Aim of the task ▸ Every line below containing the word "month" should be found and copied.

Data section ▸
+++
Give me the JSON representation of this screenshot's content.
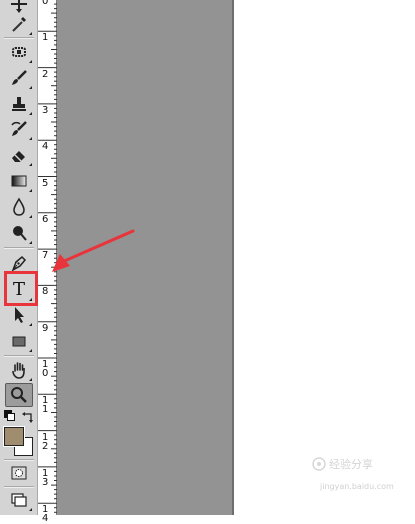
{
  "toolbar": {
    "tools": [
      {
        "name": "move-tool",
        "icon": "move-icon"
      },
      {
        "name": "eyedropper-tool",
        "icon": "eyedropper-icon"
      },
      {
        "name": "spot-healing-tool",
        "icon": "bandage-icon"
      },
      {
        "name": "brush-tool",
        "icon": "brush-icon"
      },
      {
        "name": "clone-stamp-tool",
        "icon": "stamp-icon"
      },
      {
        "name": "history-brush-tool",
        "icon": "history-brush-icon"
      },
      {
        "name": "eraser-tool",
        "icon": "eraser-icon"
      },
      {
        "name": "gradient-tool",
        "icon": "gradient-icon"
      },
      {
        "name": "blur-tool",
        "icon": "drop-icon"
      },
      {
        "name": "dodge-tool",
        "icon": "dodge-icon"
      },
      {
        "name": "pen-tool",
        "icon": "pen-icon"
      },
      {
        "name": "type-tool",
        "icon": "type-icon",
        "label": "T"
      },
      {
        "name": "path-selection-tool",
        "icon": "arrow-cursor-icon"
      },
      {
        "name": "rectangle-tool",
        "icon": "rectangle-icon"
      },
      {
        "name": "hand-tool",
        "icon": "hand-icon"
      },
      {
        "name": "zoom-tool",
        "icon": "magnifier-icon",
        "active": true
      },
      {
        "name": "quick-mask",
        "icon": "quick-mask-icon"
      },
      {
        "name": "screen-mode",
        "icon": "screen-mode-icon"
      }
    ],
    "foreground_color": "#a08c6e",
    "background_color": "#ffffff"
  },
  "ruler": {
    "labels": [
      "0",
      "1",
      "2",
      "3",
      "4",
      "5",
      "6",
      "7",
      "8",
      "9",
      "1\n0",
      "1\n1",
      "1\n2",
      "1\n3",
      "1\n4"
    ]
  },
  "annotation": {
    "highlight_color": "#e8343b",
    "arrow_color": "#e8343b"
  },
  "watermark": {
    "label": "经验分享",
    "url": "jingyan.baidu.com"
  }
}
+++
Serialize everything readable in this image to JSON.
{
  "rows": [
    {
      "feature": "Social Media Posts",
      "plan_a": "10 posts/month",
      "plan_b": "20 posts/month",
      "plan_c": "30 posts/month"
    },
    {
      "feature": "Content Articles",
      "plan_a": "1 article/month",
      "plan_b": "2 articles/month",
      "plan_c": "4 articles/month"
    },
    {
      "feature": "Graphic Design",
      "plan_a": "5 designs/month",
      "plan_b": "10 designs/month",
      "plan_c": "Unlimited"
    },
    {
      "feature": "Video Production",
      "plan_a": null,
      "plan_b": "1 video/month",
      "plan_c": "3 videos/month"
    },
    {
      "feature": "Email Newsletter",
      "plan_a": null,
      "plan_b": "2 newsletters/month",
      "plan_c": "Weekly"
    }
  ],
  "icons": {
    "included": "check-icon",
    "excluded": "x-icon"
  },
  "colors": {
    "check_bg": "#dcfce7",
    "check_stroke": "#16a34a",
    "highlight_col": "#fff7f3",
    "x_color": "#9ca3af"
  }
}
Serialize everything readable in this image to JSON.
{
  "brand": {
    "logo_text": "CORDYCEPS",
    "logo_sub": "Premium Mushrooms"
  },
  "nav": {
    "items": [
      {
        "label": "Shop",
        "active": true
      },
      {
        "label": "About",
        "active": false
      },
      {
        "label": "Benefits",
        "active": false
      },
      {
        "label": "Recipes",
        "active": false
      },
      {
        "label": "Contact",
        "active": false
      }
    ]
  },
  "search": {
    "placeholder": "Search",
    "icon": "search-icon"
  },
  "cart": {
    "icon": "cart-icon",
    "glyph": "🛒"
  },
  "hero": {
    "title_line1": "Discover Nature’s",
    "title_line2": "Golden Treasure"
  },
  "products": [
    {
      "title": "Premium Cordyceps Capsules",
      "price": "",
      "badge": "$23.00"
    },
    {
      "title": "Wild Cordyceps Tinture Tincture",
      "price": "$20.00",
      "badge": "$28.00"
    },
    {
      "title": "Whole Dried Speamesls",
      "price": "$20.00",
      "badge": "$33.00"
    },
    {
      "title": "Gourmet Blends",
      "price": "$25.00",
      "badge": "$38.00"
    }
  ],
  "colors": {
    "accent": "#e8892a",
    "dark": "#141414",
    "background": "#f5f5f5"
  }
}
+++
Solution to the problem ▸
      "plan_a": "10 posts/month",
      "plan_b": "20 posts/month",
      "plan_c": "30 posts/month"
      "plan_a": "1 article/month",
      "plan_b": "2 articles/month",
      "plan_c": "4 articles/month"
      "plan_a": "5 designs/month",
      "plan_b": "10 designs/month",
      "plan_b": "1 video/month",
      "plan_c": "3 videos/month"
      "plan_b": "2 newsletters/month",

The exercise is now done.